I think that it's probably common sense or expected that older people tend to divorce less (emotional stability, experience, etc.) but I was asking about a study or census cite correlating higher education, especially post grad, with more stable marriages.

There's also "pockets" in a statistic: If you look at the stock-market, for example, it can be argued that the DOW has risen on average for the past 4 years or so. However, this is an average and it's possible to make a different statement about a sub-market such as energy, technology, or pharmaceutical, for instance. In other words, statistics that show that older people tend to divorce less means very little to professional men who are trying to decide whether a thirty-something career woman whose been ambivalent about marriage but now suddenly wants to have kids will make a good wife versus maybe marrying the cute 20 something girl who works at Starbucks.

I have a friend who also participates in these blogs and we made an interesting observation: We were walking around a train station and saw a cute girl working in a kiosk. We wondered if professional women would even look twice at a 6 foot good-looking guy in a similar situation (especially beyond raw sex.) This makes life in some ways a bit easier for men. Sure, it sucks having to earn a living and all but at the same time, we don't worry too much about our looks because we know for women that's not the end of the story.

I see your point about the exes being a problem. I dated a woman who hadn't divorced but had a lot of baggage from her ex-boyfriend and it didn't work out to say the least. I think everyone carries baggage, period, but the question is how they handle it. Carry on or check-in?

400 G's for a 450 sq ft. apartment is madness plain and simple. I looked up rents for the area and found similar apartments for about $2,000 a month (or less!) The _interest_ alone for their apartment is $2,300 (nevermind fees and taxes). Overall, Manhattan has always been pricey.

Anonymous said...

Hi Polish Knight.

I confess I don't know exactly how education affects the risk of divorce. My comments have been mostly about later age at time of marriage, and higher education tends to go along with that. But, as I pointed out before, the upside of marrying an educated professional is that in the event of divorce you are going to be much more likely to work out a satisfactory custody arrangement. The studies I cited DO show that much.

About the train station--I can't speak for all women but I know I was never so educated or professional that I wouldn't have looked at a good-looking six-footer. LOL. I first saw my husband in a bookstore and thought we was hot, but he was obviously the shy type (and so am I, actually) so I either had to make contact myself or lose my chance. We turned out to be a great match in every way, as luck would have it. It never hurts to check out things that look interesting. Glad I went for it. Thank you Barnes & Noble.

This has been a great discussion. Thanks to all for your ideas.

Anne

NYMOM said...

"Essentially, a lot of the problems with women in our culture may have to do with men not wanting the women to be "High pressure" but at the same time, the women don't want to be sluts and have a lot of baggage to drag into relationships either. I know of a lot of women who just dated many men casually and they got this harsh and cynical edge to them. Men ideally want lots of serial, casual sexual partners but for women it's emotionally draining."
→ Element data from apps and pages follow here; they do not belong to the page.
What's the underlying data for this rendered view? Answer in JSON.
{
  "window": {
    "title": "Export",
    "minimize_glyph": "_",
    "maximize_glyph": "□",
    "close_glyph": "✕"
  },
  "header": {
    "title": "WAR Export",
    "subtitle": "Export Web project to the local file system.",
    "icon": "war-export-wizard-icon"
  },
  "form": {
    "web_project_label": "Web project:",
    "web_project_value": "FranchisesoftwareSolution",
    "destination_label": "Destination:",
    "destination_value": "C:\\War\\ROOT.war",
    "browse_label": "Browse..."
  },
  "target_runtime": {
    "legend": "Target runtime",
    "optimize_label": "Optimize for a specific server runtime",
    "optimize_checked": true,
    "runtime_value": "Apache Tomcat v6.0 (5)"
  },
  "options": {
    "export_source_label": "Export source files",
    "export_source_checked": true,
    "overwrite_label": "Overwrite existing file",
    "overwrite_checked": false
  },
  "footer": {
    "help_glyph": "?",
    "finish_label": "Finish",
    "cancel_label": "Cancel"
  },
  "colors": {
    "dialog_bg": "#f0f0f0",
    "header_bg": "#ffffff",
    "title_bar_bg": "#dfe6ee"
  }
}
Yes, and I find these are precisely the women who generally are ready to try those methods such as anonymous donors and test tubes, all that...
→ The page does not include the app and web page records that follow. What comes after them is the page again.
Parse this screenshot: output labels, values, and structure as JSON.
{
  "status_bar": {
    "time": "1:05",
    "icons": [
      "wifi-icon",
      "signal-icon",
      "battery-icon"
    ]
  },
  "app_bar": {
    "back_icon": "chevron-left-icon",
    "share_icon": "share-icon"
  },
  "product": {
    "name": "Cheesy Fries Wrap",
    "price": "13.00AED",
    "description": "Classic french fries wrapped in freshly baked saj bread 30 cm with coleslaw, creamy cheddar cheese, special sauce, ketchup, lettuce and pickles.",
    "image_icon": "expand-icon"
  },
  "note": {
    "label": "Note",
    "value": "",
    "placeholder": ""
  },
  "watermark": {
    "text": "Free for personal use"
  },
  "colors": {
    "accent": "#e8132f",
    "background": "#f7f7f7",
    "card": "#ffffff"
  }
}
Not really women who aren't even willing to try to have men in their lives, but women who tried TOO much and have just decided to finally move forward w/o a man...

NYMOM said...

"400 G's for a 450 sq ft. apartment is madness plain and simple. I looked up rents for the area and found similar apartments for about $2,000 a month (or less!) The _interest_ alone for their apartment is $2,300 (nevermind fees and taxes). Overall, Manhattan has always been pricey."

Yes, you're right Manhattan is ridiculous. Most of my siblings have moved out and my daughter has as well. My apartment is rent subsidy, but if that ever ends I'm out of here as well...